-- Records for processing follows --

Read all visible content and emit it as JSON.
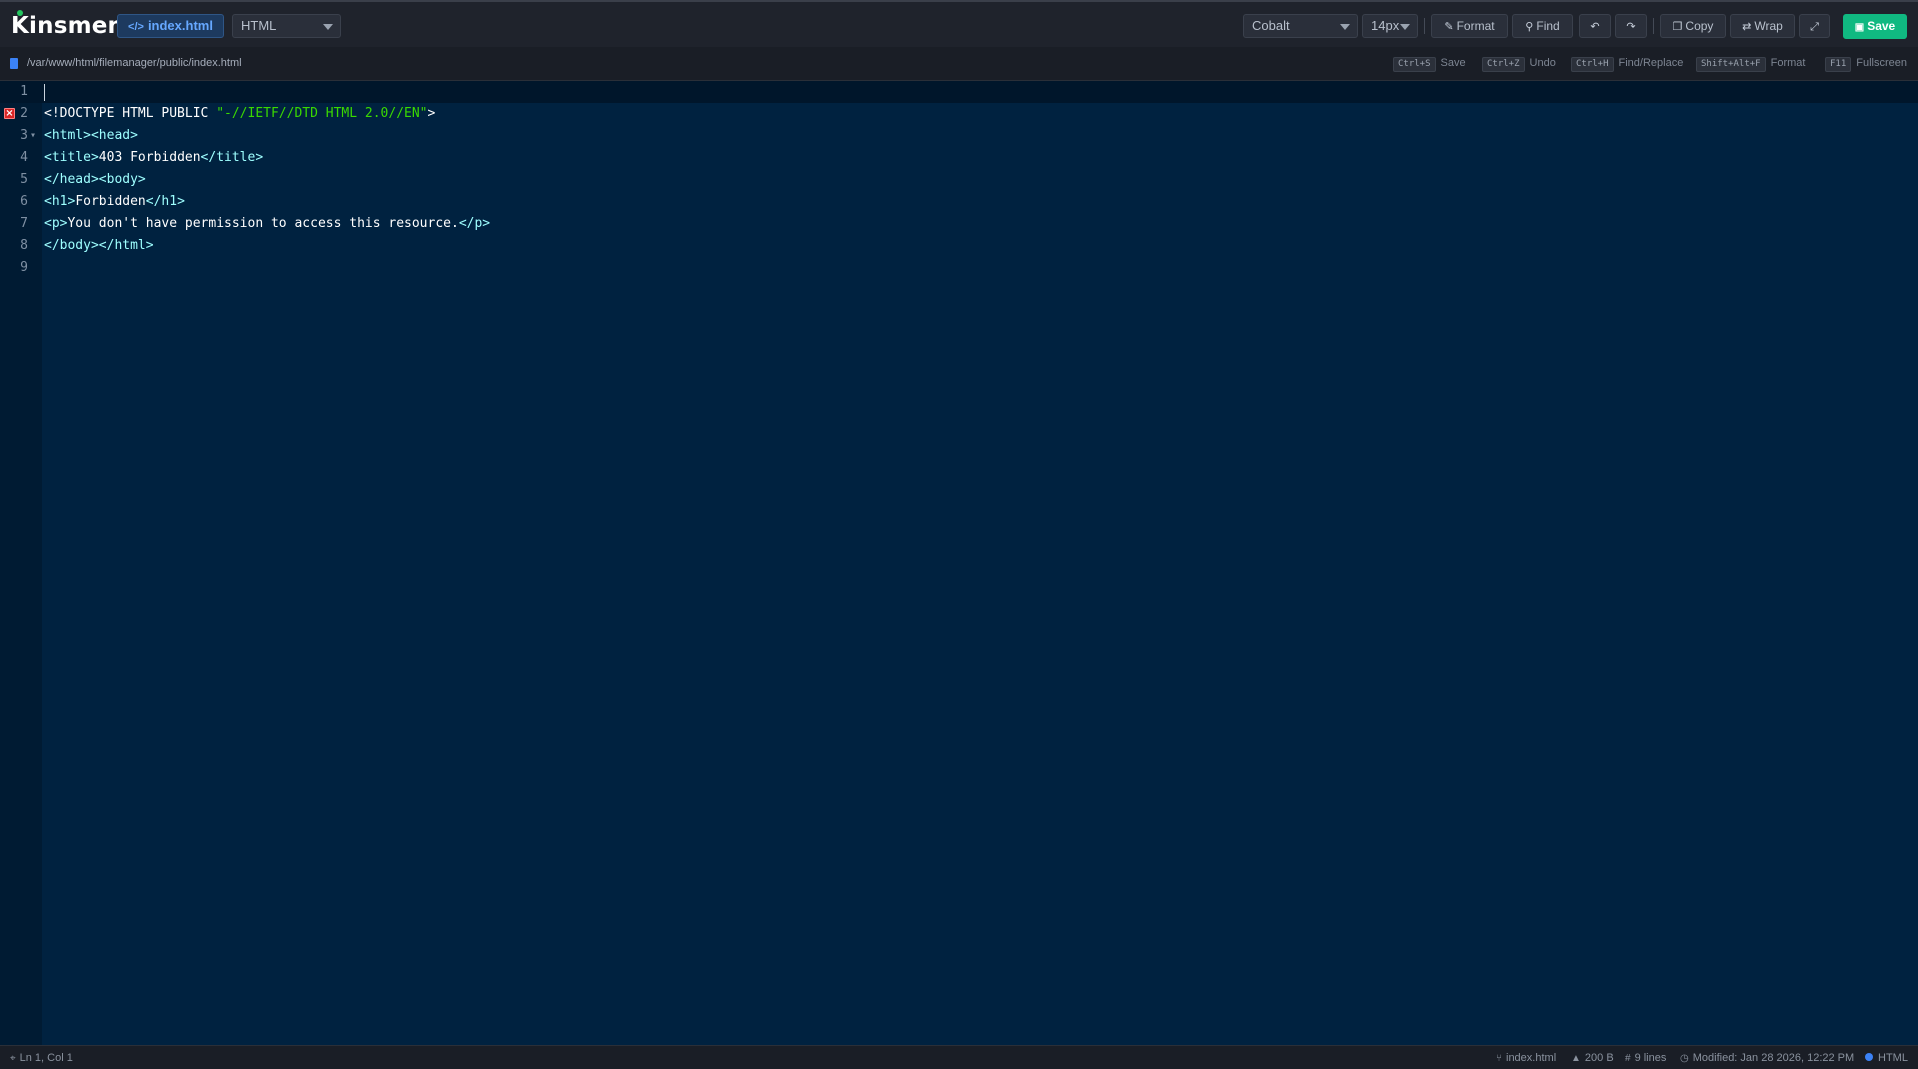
{
  "app": {
    "logo": "Kinsmen"
  },
  "file_tab": {
    "label": "index.html",
    "icon": "code-icon"
  },
  "language_select": {
    "value": "HTML"
  },
  "theme_select": {
    "value": "Cobalt"
  },
  "font_size_select": {
    "value": "14px"
  },
  "toolbar": {
    "format_label": "Format",
    "find_label": "Find",
    "copy_label": "Copy",
    "wrap_label": "Wrap",
    "save_label": "Save"
  },
  "path": "/var/www/html/filemanager/public/index.html",
  "shortcuts": [
    {
      "key": "Ctrl+S",
      "label": "Save"
    },
    {
      "key": "Ctrl+Z",
      "label": "Undo"
    },
    {
      "key": "Ctrl+H",
      "label": "Find/Replace"
    },
    {
      "key": "Shift+Alt+F",
      "label": "Format"
    },
    {
      "key": "F11",
      "label": "Fullscreen"
    }
  ],
  "editor": {
    "line_numbers": [
      "1",
      "2",
      "3",
      "4",
      "5",
      "6",
      "7",
      "8",
      "9"
    ],
    "lines": {
      "l2": {
        "doctype": "<!DOCTYPE HTML PUBLIC ",
        "str": "\"-//IETF//DTD HTML 2.0//EN\"",
        "end": ">"
      },
      "l3": {
        "tag": "<html><head>"
      },
      "l4": {
        "open": "<title>",
        "text": "403 Forbidden",
        "close": "</title>"
      },
      "l5": {
        "tag": "</head><body>"
      },
      "l6": {
        "open": "<h1>",
        "text": "Forbidden",
        "close": "</h1>"
      },
      "l7": {
        "open": "<p>",
        "text": "You don't have permission to access this resource.",
        "close": "</p>"
      },
      "l8": {
        "tag": "</body></html>"
      }
    }
  },
  "status": {
    "position": "Ln 1, Col 1",
    "filename": "index.html",
    "size": "200 B",
    "lines": "9 lines",
    "modified": "Modified: Jan 28 2026, 12:22 PM",
    "language": "HTML"
  },
  "colors": {
    "editor_bg": "#002240",
    "tag": "#9effff",
    "string": "#3ad900",
    "save_button": "#10b981",
    "accent": "#3b82f6"
  }
}
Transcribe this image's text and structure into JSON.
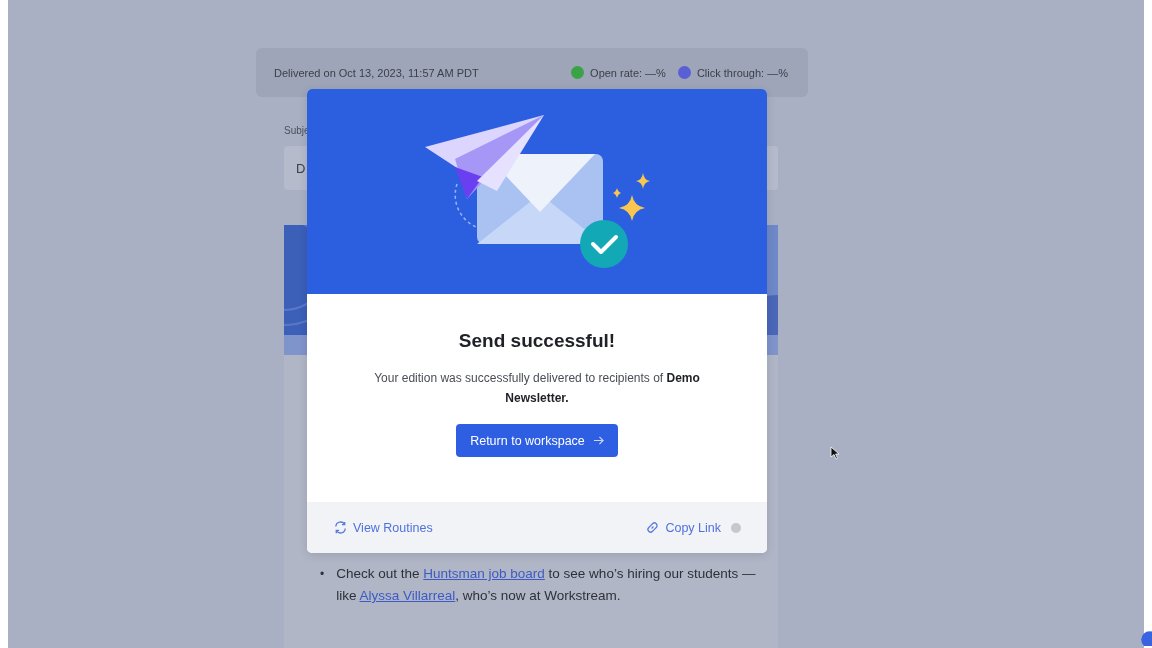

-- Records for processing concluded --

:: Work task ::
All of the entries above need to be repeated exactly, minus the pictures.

:: Output ::
Read all visible content and emit it as JSON.
{
  "app": {
    "logo": "Kinsmen"
  },
  "file_tab": {
    "label": "index.html",
    "icon": "code-icon"
  },
  "language_select": {
    "value": "HTML"
  },
  "theme_select": {
    "value": "Cobalt"
  },
  "font_size_select": {
    "value": "14px"
  },
  "toolbar": {
    "format_label": "Format",
    "find_label": "Find",
    "copy_label": "Copy",
    "wrap_label": "Wrap",
    "save_label": "Save"
  },
  "path": "/var/www/html/filemanager/public/index.html",
  "shortcuts": [
    {
      "key": "Ctrl+S",
      "label": "Save"
    },
    {
      "key": "Ctrl+Z",
      "label": "Undo"
    },
    {
      "key": "Ctrl+H",
      "label": "Find/Replace"
    },
    {
      "key": "Shift+Alt+F",
      "label": "Format"
    },
    {
      "key": "F11",
      "label": "Fullscreen"
    }
  ],
  "editor": {
    "line_numbers": [
      "1",
      "2",
      "3",
      "4",
      "5",
      "6",
      "7",
      "8",
      "9"
    ],
    "lines": {
      "l2": {
        "doctype": "<!DOCTYPE HTML PUBLIC ",
        "str": "\"-//IETF//DTD HTML 2.0//EN\"",
        "end": ">"
      },
      "l3": {
        "tag": "<html><head>"
      },
      "l4": {
        "open": "<title>",
        "text": "403 Forbidden",
        "close": "</title>"
      },
      "l5": {
        "tag": "</head><body>"
      },
      "l6": {
        "open": "<h1>",
        "text": "Forbidden",
        "close": "</h1>"
      },
      "l7": {
        "open": "<p>",
        "text": "You don't have permission to access this resource.",
        "close": "</p>"
      },
      "l8": {
        "tag": "</body></html>"
      }
    }
  },
  "status": {
    "position": "Ln 1, Col 1",
    "filename": "index.html",
    "size": "200 B",
    "lines": "9 lines",
    "modified": "Modified: Jan 28 2026, 12:22 PM",
    "language": "HTML"
  },
  "colors": {
    "editor_bg": "#002240",
    "tag": "#9effff",
    "string": "#3ad900",
    "save_button": "#10b981",
    "accent": "#3b82f6"
  }
}
Transcribe this image's text and structure into JSON.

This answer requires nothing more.